··· Source records ···

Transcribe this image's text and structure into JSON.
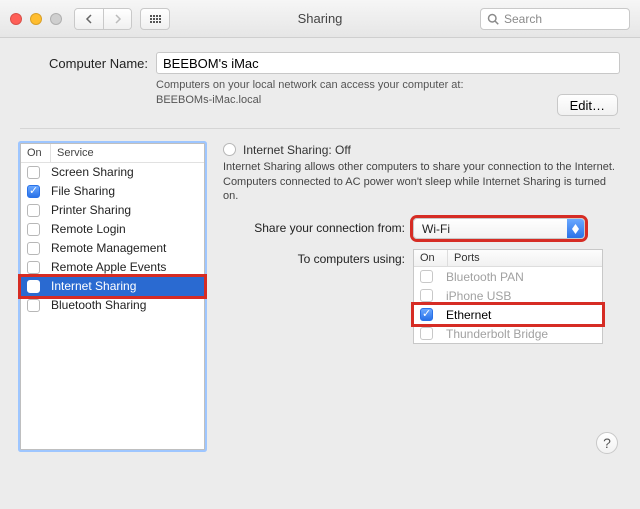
{
  "window": {
    "title": "Sharing"
  },
  "search": {
    "placeholder": "Search"
  },
  "computer_name": {
    "label": "Computer Name:",
    "value": "BEEBOM's iMac",
    "hint_line1": "Computers on your local network can access your computer at:",
    "hint_line2": "BEEBOMs-iMac.local",
    "edit_label": "Edit…"
  },
  "service_headers": {
    "on": "On",
    "service": "Service"
  },
  "services": [
    {
      "label": "Screen Sharing",
      "checked": false,
      "selected": false,
      "highlight": false
    },
    {
      "label": "File Sharing",
      "checked": true,
      "selected": false,
      "highlight": false
    },
    {
      "label": "Printer Sharing",
      "checked": false,
      "selected": false,
      "highlight": false
    },
    {
      "label": "Remote Login",
      "checked": false,
      "selected": false,
      "highlight": false
    },
    {
      "label": "Remote Management",
      "checked": false,
      "selected": false,
      "highlight": false
    },
    {
      "label": "Remote Apple Events",
      "checked": false,
      "selected": false,
      "highlight": false
    },
    {
      "label": "Internet Sharing",
      "checked": false,
      "selected": true,
      "highlight": true
    },
    {
      "label": "Bluetooth Sharing",
      "checked": false,
      "selected": false,
      "highlight": false
    }
  ],
  "internet_sharing": {
    "title": "Internet Sharing: Off",
    "desc": "Internet Sharing allows other computers to share your connection to the Internet. Computers connected to AC power won't sleep while Internet Sharing is turned on.",
    "from_label": "Share your connection from:",
    "from_value": "Wi-Fi",
    "to_label": "To computers using:"
  },
  "port_headers": {
    "on": "On",
    "ports": "Ports"
  },
  "ports": [
    {
      "label": "Bluetooth PAN",
      "checked": false,
      "highlight": false
    },
    {
      "label": "iPhone USB",
      "checked": false,
      "highlight": false
    },
    {
      "label": "Ethernet",
      "checked": true,
      "highlight": true
    },
    {
      "label": "Thunderbolt Bridge",
      "checked": false,
      "highlight": false
    }
  ],
  "colors": {
    "highlight": "#d62c24",
    "selection": "#2a6ad1",
    "accent": "#2a72e8"
  }
}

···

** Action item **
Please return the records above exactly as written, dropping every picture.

** Exercise answer **
Transcribe this image's text and structure into JSON.
{
  "window": {
    "title": "Sharing"
  },
  "search": {
    "placeholder": "Search"
  },
  "computer_name": {
    "label": "Computer Name:",
    "value": "BEEBOM's iMac",
    "hint_line1": "Computers on your local network can access your computer at:",
    "hint_line2": "BEEBOMs-iMac.local",
    "edit_label": "Edit…"
  },
  "service_headers": {
    "on": "On",
    "service": "Service"
  },
  "services": [
    {
      "label": "Screen Sharing",
      "checked": false,
      "selected": false,
      "highlight": false
    },
    {
      "label": "File Sharing",
      "checked": true,
      "selected": false,
      "highlight": false
    },
    {
      "label": "Printer Sharing",
      "checked": false,
      "selected": false,
      "highlight": false
    },
    {
      "label": "Remote Login",
      "checked": false,
      "selected": false,
      "highlight": false
    },
    {
      "label": "Remote Management",
      "checked": false,
      "selected": false,
      "highlight": false
    },
    {
      "label": "Remote Apple Events",
      "checked": false,
      "selected": false,
      "highlight": false
    },
    {
      "label": "Internet Sharing",
      "checked": false,
      "selected": true,
      "highlight": true
    },
    {
      "label": "Bluetooth Sharing",
      "checked": false,
      "selected": false,
      "highlight": false
    }
  ],
  "internet_sharing": {
    "title": "Internet Sharing: Off",
    "desc": "Internet Sharing allows other computers to share your connection to the Internet. Computers connected to AC power won't sleep while Internet Sharing is turned on.",
    "from_label": "Share your connection from:",
    "from_value": "Wi-Fi",
    "to_label": "To computers using:"
  },
  "port_headers": {
    "on": "On",
    "ports": "Ports"
  },
  "ports": [
    {
      "label": "Bluetooth PAN",
      "checked": false,
      "highlight": false
    },
    {
      "label": "iPhone USB",
      "checked": false,
      "highlight": false
    },
    {
      "label": "Ethernet",
      "checked": true,
      "highlight": true
    },
    {
      "label": "Thunderbolt Bridge",
      "checked": false,
      "highlight": false
    }
  ],
  "colors": {
    "highlight": "#d62c24",
    "selection": "#2a6ad1",
    "accent": "#2a72e8"
  }
}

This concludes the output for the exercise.